/---

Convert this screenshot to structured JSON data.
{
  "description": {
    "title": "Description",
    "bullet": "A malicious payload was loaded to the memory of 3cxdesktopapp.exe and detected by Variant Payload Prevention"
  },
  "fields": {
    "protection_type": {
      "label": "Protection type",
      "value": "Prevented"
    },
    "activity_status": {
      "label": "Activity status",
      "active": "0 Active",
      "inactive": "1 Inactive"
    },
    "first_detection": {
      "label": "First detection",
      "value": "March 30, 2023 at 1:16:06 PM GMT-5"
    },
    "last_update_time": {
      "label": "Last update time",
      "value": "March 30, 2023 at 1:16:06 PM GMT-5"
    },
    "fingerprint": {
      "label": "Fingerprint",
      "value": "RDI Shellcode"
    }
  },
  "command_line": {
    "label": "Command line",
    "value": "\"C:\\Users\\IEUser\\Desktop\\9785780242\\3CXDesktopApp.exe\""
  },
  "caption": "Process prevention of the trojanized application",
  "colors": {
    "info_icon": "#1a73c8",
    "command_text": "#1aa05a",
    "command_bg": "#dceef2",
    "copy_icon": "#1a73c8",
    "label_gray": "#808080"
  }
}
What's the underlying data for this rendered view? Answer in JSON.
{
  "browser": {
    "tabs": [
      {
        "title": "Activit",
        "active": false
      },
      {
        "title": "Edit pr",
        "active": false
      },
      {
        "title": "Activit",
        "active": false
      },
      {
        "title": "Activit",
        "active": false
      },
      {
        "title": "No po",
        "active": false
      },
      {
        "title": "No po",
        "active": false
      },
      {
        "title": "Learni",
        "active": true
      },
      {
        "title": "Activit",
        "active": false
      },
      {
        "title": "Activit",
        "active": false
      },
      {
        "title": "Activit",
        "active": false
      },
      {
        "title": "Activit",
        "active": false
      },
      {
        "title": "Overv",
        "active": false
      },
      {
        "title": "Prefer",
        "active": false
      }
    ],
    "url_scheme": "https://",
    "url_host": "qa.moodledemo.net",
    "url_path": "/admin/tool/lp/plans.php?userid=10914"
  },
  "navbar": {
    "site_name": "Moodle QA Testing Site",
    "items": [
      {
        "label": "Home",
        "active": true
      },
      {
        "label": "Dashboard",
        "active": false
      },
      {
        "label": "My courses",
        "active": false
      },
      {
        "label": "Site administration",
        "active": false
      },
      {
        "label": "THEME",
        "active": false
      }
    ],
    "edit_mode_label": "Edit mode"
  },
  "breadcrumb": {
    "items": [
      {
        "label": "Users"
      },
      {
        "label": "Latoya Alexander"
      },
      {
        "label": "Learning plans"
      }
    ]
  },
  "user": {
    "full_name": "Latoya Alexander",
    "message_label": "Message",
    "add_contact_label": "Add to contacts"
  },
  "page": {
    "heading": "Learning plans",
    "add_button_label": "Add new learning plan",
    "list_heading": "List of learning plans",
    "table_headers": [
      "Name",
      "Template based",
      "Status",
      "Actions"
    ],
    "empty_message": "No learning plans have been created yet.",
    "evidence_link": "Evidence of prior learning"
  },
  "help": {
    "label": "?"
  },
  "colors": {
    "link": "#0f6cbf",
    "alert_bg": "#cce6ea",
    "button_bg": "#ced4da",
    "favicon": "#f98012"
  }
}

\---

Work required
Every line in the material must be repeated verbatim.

Response area
Convert this screenshot to structured JSON data.
{
  "description": {
    "title": "Description",
    "bullet": "A malicious payload was loaded to the memory of 3cxdesktopapp.exe and detected by Variant Payload Prevention"
  },
  "fields": {
    "protection_type": {
      "label": "Protection type",
      "value": "Prevented"
    },
    "activity_status": {
      "label": "Activity status",
      "active": "0 Active",
      "inactive": "1 Inactive"
    },
    "first_detection": {
      "label": "First detection",
      "value": "March 30, 2023 at 1:16:06 PM GMT-5"
    },
    "last_update_time": {
      "label": "Last update time",
      "value": "March 30, 2023 at 1:16:06 PM GMT-5"
    },
    "fingerprint": {
      "label": "Fingerprint",
      "value": "RDI Shellcode"
    }
  },
  "command_line": {
    "label": "Command line",
    "value": "\"C:\\Users\\IEUser\\Desktop\\9785780242\\3CXDesktopApp.exe\""
  },
  "caption": "Process prevention of the trojanized application",
  "colors": {
    "info_icon": "#1a73c8",
    "command_text": "#1aa05a",
    "command_bg": "#dceef2",
    "copy_icon": "#1a73c8",
    "label_gray": "#808080"
  }
}
What's the underlying data for this rendered view? Answer in JSON.
{
  "browser": {
    "tabs": [
      {
        "title": "Activit",
        "active": false
      },
      {
        "title": "Edit pr",
        "active": false
      },
      {
        "title": "Activit",
        "active": false
      },
      {
        "title": "Activit",
        "active": false
      },
      {
        "title": "No po",
        "active": false
      },
      {
        "title": "No po",
        "active": false
      },
      {
        "title": "Learni",
        "active": true
      },
      {
        "title": "Activit",
        "active": false
      },
      {
        "title": "Activit",
        "active": false
      },
      {
        "title": "Activit",
        "active": false
      },
      {
        "title": "Activit",
        "active": false
      },
      {
        "title": "Overv",
        "active": false
      },
      {
        "title": "Prefer",
        "active": false
      }
    ],
    "url_scheme": "https://",
    "url_host": "qa.moodledemo.net",
    "url_path": "/admin/tool/lp/plans.php?userid=10914"
  },
  "navbar": {
    "site_name": "Moodle QA Testing Site",
    "items": [
      {
        "label": "Home",
        "active": true
      },
      {
        "label": "Dashboard",
        "active": false
      },
      {
        "label": "My courses",
        "active": false
      },
      {
        "label": "Site administration",
        "active": false
      },
      {
        "label": "THEME",
        "active": false
      }
    ],
    "edit_mode_label": "Edit mode"
  },
  "breadcrumb": {
    "items": [
      {
        "label": "Users"
      },
      {
        "label": "Latoya Alexander"
      },
      {
        "label": "Learning plans"
      }
    ]
  },
  "user": {
    "full_name": "Latoya Alexander",
    "message_label": "Message",
    "add_contact_label": "Add to contacts"
  },
  "page": {
    "heading": "Learning plans",
    "add_button_label": "Add new learning plan",
    "list_heading": "List of learning plans",
    "table_headers": [
      "Name",
      "Template based",
      "Status",
      "Actions"
    ],
    "empty_message": "No learning plans have been created yet.",
    "evidence_link": "Evidence of prior learning"
  },
  "help": {
    "label": "?"
  },
  "colors": {
    "link": "#0f6cbf",
    "alert_bg": "#cce6ea",
    "button_bg": "#ced4da",
    "favicon": "#f98012"
  }
}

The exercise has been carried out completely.